The Legacy of Thomas Bell: From Dumfriesshire to Norfolk

A Story of Love, Migration, and Entrepreneurship

The life of Thomas Bell, intertwined with that of his wife Elizabeth Paine, is a narrative that not only chronicles the movement of a family from Scotland to England but also encapsulates the spirit of enterprise and adaptation that defined the late 17th century.

Thomas and Elizabeth: A Union Across Borders

Thomas Bell, hailing from the house of Albie in Middlebie, Dumfriesshire, married Elizabeth Paine, a woman of notable status as a burgeress of Dumfries. This union represented a melding of different Scottish lives and aspirations.

A Journey Southwards: The Cattle Drove

Thomas, a cattle drover by trade and the third son of the Bell of Albie, made the decisive move to uproot his life from the pastoral landscapes of Dumfriesshire to the fertile fields of Norfolk. This journey was emblematic of the era’s shifting economic and social tides.

An Enduring Memory: The Tombstones at Hockwold cum Wilton

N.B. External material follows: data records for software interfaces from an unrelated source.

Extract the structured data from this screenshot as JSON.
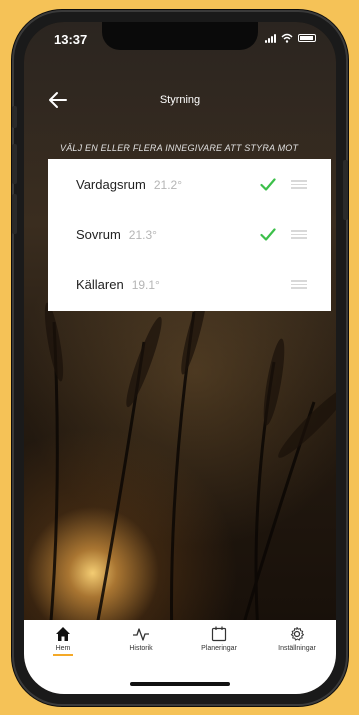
{
  "status_bar": {
    "time": "13:37",
    "icons": [
      "signal-icon",
      "wifi-icon",
      "battery-icon"
    ]
  },
  "header": {
    "title": "Styrning",
    "back_icon": "arrow-left-icon"
  },
  "instruction": "VÄLJ EN ELLER FLERA INNEGIVARE ATT STYRA MOT",
  "sensors": [
    {
      "name": "Vardagsrum",
      "temp": "21.2°",
      "selected": true
    },
    {
      "name": "Sovrum",
      "temp": "21.3°",
      "selected": true
    },
    {
      "name": "Källaren",
      "temp": "19.1°",
      "selected": false
    }
  ],
  "tabs": [
    {
      "label": "Hem",
      "icon": "home-icon",
      "active": true
    },
    {
      "label": "Historik",
      "icon": "activity-icon",
      "active": false
    },
    {
      "label": "Planeringar",
      "icon": "calendar-icon",
      "active": false
    },
    {
      "label": "Inställningar",
      "icon": "gear-icon",
      "active": false
    }
  ],
  "colors": {
    "page_background": "#f5c257",
    "check": "#3cbf4a",
    "tab_active_underline": "#f4a928",
    "list_background": "#ffffff"
  }
}
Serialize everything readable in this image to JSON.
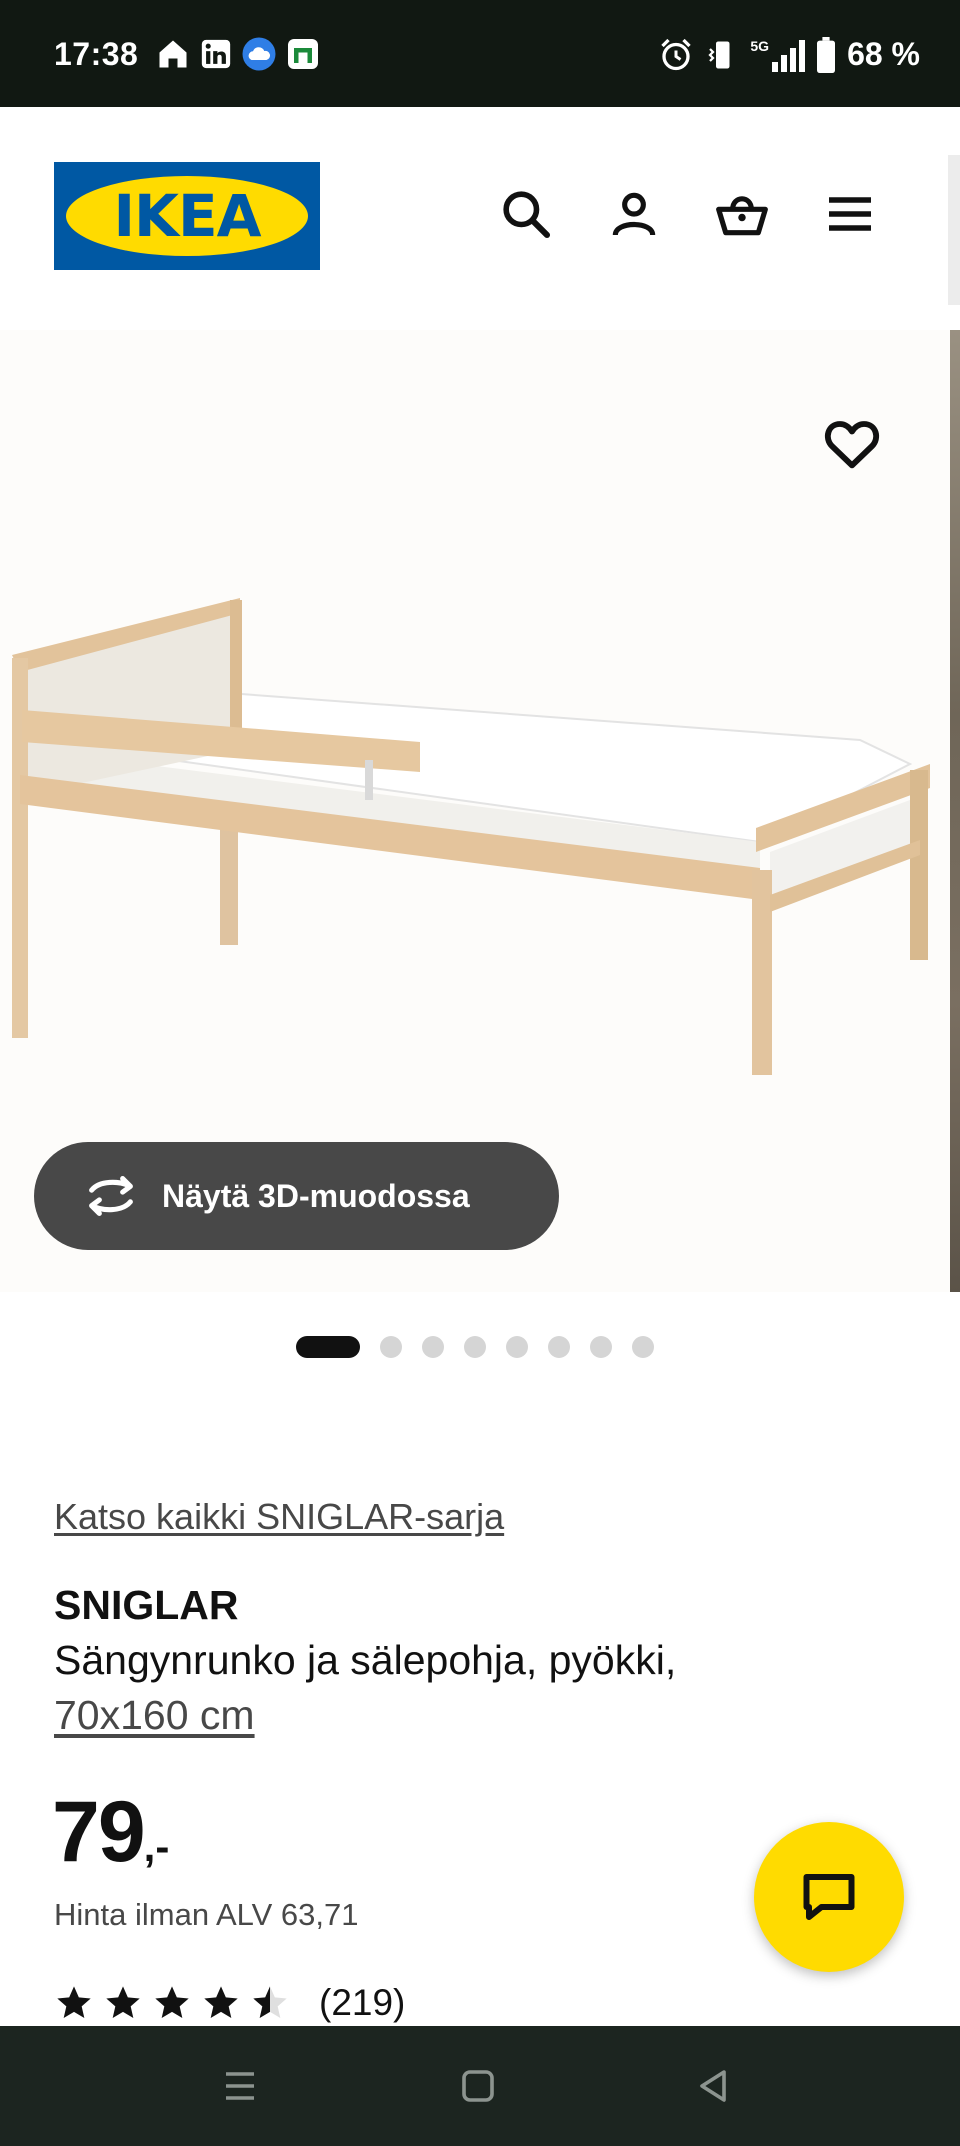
{
  "status_bar": {
    "time": "17:38",
    "battery": "68 %",
    "left_icons": [
      "home-icon",
      "linkedin-icon",
      "weather-icon",
      "calendar-app-icon"
    ],
    "right_icons": [
      "alarm-icon",
      "vibrate-icon",
      "signal-5g-icon",
      "battery-icon"
    ],
    "network_label": "5G"
  },
  "header": {
    "logo_text": "IKEA",
    "icons": [
      "search-icon",
      "account-icon",
      "cart-icon",
      "menu-icon"
    ],
    "brand_colors": {
      "blue": "#0058a3",
      "yellow": "#ffdb00"
    }
  },
  "gallery": {
    "button_3d_label": "Näytä 3D-muodossa",
    "slide_count": 8,
    "active_slide": 1,
    "favorite_icon": "heart-icon"
  },
  "product": {
    "series_link": "Katso kaikki SNIGLAR-sarja",
    "name": "SNIGLAR",
    "description": "Sängynrunko ja sälepohja, pyökki,",
    "size": "70x160 cm",
    "price_integer": "79",
    "price_decimal": ",-",
    "vat_text": "Hinta ilman ALV 63,71",
    "rating_value": 4.5,
    "rating_max": 5,
    "rating_count": "(219)"
  },
  "chat": {
    "icon": "chat-icon"
  },
  "nav_bar": {
    "icons": [
      "recent-apps-icon",
      "home-button-icon",
      "back-icon"
    ]
  }
}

The Bell legacy is etched in stone, quite literally, with two tombstones in Hockwold cum Wilton that stand as silent sentinels to the lives of Thomas and Elizabeth. The inscriptions on these tombstones provide not just dates and names but speak volumes about the couple’s identity and journey. ‘At 20 Years of Age I little thought, That hither to this Place I should been brought, Therefore as in the Lord I put my Trust, I hope I shall be blest amongst the Just’.

From Pedlars to Grocers: A Tale of Social Ascension

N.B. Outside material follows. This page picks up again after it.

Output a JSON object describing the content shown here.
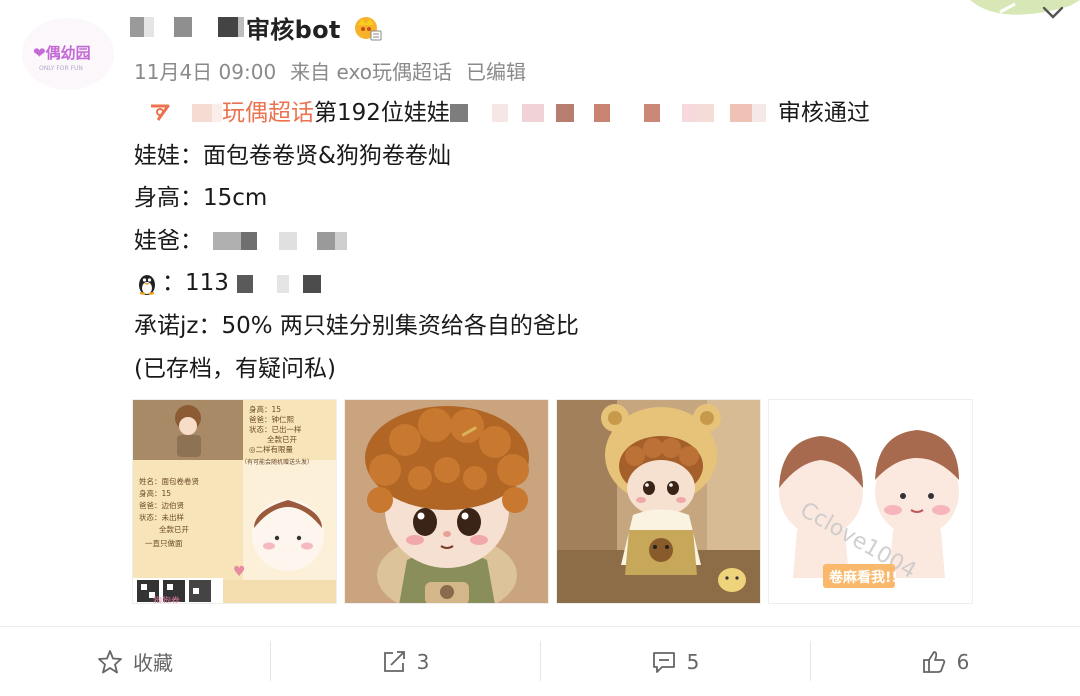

Though records suggest that Thomas and Elizabeth initially worked as pedlars, the narrative hints at a transition, as they possibly ventured into the trade of goods, establishing themselves as grocers. This evolution of their professional lives is reflective of the economic opportunities that the period afforded to the enterprising.

The Bell Progeny: Baptisms and Burials

The couple’s legacy continued with their children, as church records indicate the baptism of a Thomas Bell in 1711, and the unfortunate burial of a Robert Bell in 1728. These events mark the continuance of the Bell lineage in their adopted homeland.

Blomefield’s Historical Account

Noted historian Francis Blomefield took care to record the presence of the two headstones in the churchyard, detailing the heraldic symbols and poignant epitaphs that encapsulate the Bells’ story. It’s a testament to their lasting impact on the community they joined.

A Reflection on Mortality and Faith

The epitaph on Elizabeth’s headstone offers a somber reflection on life’s unpredictability and a hopeful trust in divine justice, resonating with the profound religious sentiment of the era.

Honouring the Bells Today

As we delve into the history of Thomas and Elizabeth Bell, their journey from the Scottish Borders to the heart of Norfolk not only paints a picture of personal resolve but also mirrors the broader movements of the time. Their story, from cattle drovers to grocers, highlights the opportunities that the burgeoning economy of England presented to Scottish migrants.

Their legacy, remembered through tombstones and parish records, continues to inspire those who uncover their tale, reminding us of the resilience and adaptability of our ancestors in the face of change and new horizons.

*This article is a tribute to Thomas and Elizabeth Bell, a couple whose life story encapsulates the spirit of their time. It serves as a reminder of our collective history, the ever-present potential for transformation, and the enduring nature of family legacies.*